Lake Macquarie City Council, in the Hunter Region of New South Wales, has voted to adopt a new Electric Vehicle Charging Strategy which provides a framework to install EV charging stations across the council.
The Lake Macquarie City Council already boasts four new EVs in its fleet, indicating what the council believes is “a move towards the City’s electric future,” and earlier this month the Council voted unanimously to adopt a new strategy to further the development of EV charging stations.
The strategy will see the Council install and maintain some charging stations, while others will be installed and maintained by private enterprises.
“Passenger vehicles are expected to undergo a major global shift towards electric over the next 20 years and we need to be prepared for that future,” said Tim Browne, the council’s manager for environmental systems in a statement.
“Australia now relies wholly on overseas manufacturers for our vehicle supply, and across the board those companies are shifting their focus to electric vehicle design and production.”
Four Hyundai Ioniqs serve as the basis for the Lake Macquarie City Council’s fleet of EVs, boasting the Lake Macquarie livery and a range of over 300 kilometres on a single 12-hour home charge, or four hours to recharge to 80% on a Level Two charge station. Together, the four vehicles will reduce the Council’s vehicle CO2 emissions by 500kg/year.
“This will be a gradual transition, but as EV technology advances, prices drop and choices expand, the switch to fully electric becomes increasingly viable,” said Plant and Fleet Coordinator Glenn Hattander. “In the interim, Council is transitioning its passenger vehicle fleet to hybrid petrol/electric vehicles.”
A draft version of the Council’s Electric Vehicle Charging Strategy was originally announced in September of 2019 as a means to “address a critical shortage of publicly available charging stations across the City – cited as a significant barrier to EV uptake by local residents and businesses.”
“Council will kick-start this new charging network, with other industry partners taking the lead once momentum builds,” Browne was quoted as saying when the draft strategy was released in September.
“All indicators point towards an increasingly electric future on our roads, and we need to start preparing now to ensure we are ready for this change.”
Potential locations for the new EV charging stations include the City suburbs of Charlestown, Glendale, Morisset and other economic centres throughout the City.
“Locations are yet to be finalised, but it makes sense to install this infrastructure in the busiest parts of our City,” Browne said, with train stations and shopping centres being considered as possible sites for Level Two charging stations.

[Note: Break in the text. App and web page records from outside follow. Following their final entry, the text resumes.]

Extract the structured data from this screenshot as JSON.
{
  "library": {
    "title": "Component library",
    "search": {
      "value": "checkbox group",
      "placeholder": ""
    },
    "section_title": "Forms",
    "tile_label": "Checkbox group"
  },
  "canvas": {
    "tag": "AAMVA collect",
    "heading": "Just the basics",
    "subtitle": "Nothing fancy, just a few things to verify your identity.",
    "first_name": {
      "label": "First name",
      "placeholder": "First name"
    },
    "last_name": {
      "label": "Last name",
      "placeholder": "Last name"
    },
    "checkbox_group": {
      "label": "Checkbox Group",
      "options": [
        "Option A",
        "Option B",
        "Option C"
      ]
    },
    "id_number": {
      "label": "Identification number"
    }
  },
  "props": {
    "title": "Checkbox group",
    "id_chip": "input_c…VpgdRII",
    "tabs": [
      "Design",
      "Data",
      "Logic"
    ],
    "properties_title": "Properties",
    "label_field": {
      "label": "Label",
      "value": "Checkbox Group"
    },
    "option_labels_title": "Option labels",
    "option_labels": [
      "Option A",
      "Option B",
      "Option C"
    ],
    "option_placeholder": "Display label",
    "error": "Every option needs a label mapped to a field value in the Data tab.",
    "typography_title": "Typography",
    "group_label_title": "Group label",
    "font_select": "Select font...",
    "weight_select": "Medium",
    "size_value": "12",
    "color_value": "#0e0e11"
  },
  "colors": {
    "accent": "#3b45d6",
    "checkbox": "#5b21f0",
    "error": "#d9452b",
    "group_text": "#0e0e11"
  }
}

The City Council has already begun upgrading the EV charging station at its Speers Point administration building which the Council said in early March would soon be open to the public during business hours.